Theodore Roosevelt summarized his approach to diplomacy with the maxim “Speak softly and carry a big stick.” Time and again, President Obama has chosen the opposite tack. Perhaps nowhere has his policy of speechifying without substance to back up the rhetoric been more problematic than in the Persian Gulf.
During Tuesday's Democratic debate, presidential candidate Jim Webb ripped the Iranian nuclear deal, adding that the deal will allow Iran "to move forward and eventually acquire a nuclear weapon." Watch:
Last week an Obama administration official bragged that the White House’s Syria policy is working out just as planned. Special envoy for Syria Michael Ratney said that the “Russians wouldn’t have to help [Bashar al-]Assad if we didn’t weaken him.”
President Barack Obama talked about Hillary Clinton's recent disagreements with his Syria policy by saying "there's a difference between running for president and being president."
"Hillary Clinton is not half-baked in terms of her approach to these problems--she was obviously my secretary of state," said Obama. "But I also think that there's a difference between running for president and being president."
The Palestinian press has been saying for weeks that Palestinian Authority president Mahmoud Abbas would “drop a bombshell” when he spoke to the United National General Assembly today. In the event, the bomb did not go off.
The latest official report of a drone in the possession of the Islamic State (ISIS/ISIL) is tucked in an August 3rd press release from U.S. Central Command (CENTCOM), the overseers of the air campaign in Syria and Iraq against the terrorist organization.
Antisemitism has never been an easy subject for America’s foreign-policy establishment. Read through State Department telegrams and Central Intelligence Agency operational and intelligence cables on the Middle East and you will seldom find it discussed, even though Jew-hatred—not just anti-Zionism—has been a significant aspect, if not a core component, of modern Arab nationalism, Islamic fundamentalism, and what usually passes for critical thought among sophisticated Arab elites.
Earlier this summer, we learned the Pentagon’s inspector general is investigating allegations that the intelligence on ISIS was manipulated. Analysts at U.S. Central Command in Tampa, Florida, formally complained to the IG that analysis contradicting the Obama administration’s narrative on ISIS was routinely challenged, rewritten, or disregarded. The administration was eager to sell the story that the campaign against ISIS was going well; much of the intelligence made clear it wasn’t. That intelligence was buried, and the happy talk continued.
While their fireworks have earned Carly Fiorina and Donald Trump the most attention after Wednesday night’s Republican debate in California, the winner for the most detailed and substantive performance may go to Marco Rubio.
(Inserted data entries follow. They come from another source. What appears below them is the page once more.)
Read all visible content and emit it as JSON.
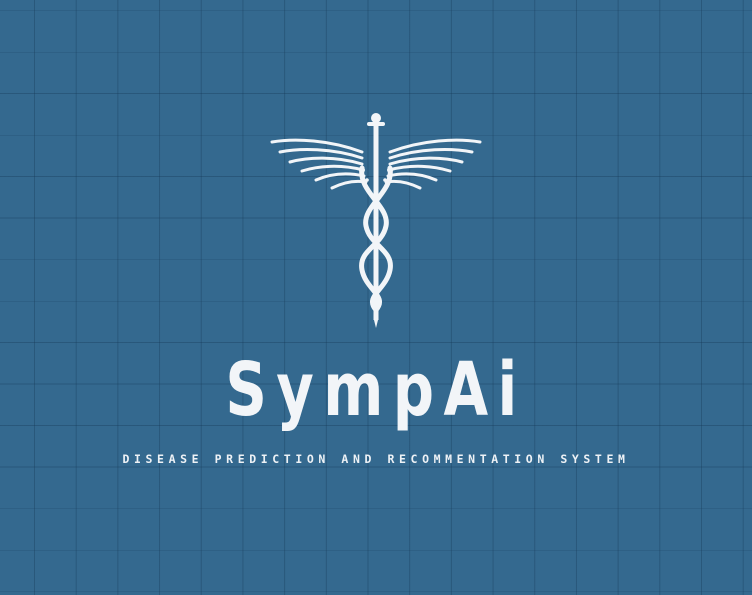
{
  "logo": {
    "icon": "caduceus-icon",
    "title": "SympAi",
    "tagline": "DISEASE PREDICTION AND RECOMMENTATION SYSTEM"
  },
  "colors": {
    "background": "#34698f",
    "grid_line": "#1f4868",
    "foreground": "#f2f5f8"
  }
}
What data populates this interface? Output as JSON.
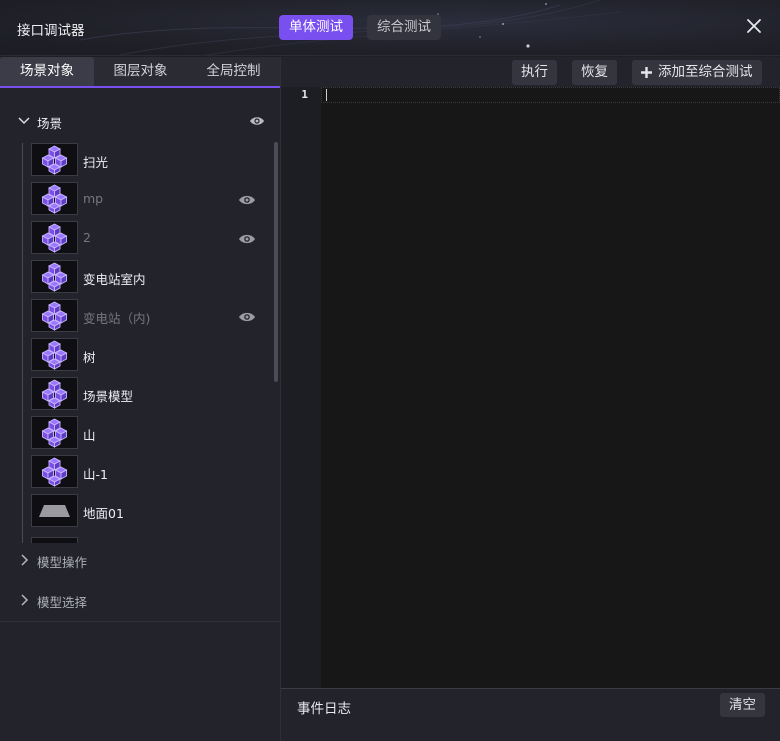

A photograph of a drowned 3-year-old boy washed up on a Turkish beach after his family failed to find refuge from the war in Syria seems to have finally gotten the world’s attention. The conflict has been an unfolding humanitarian catastrophe for more than four years. A quarter of a million are dead, and millions have been driven from their homes, either displaced within Syria or moved to flee abroad, where they take their chances on reaching shelter.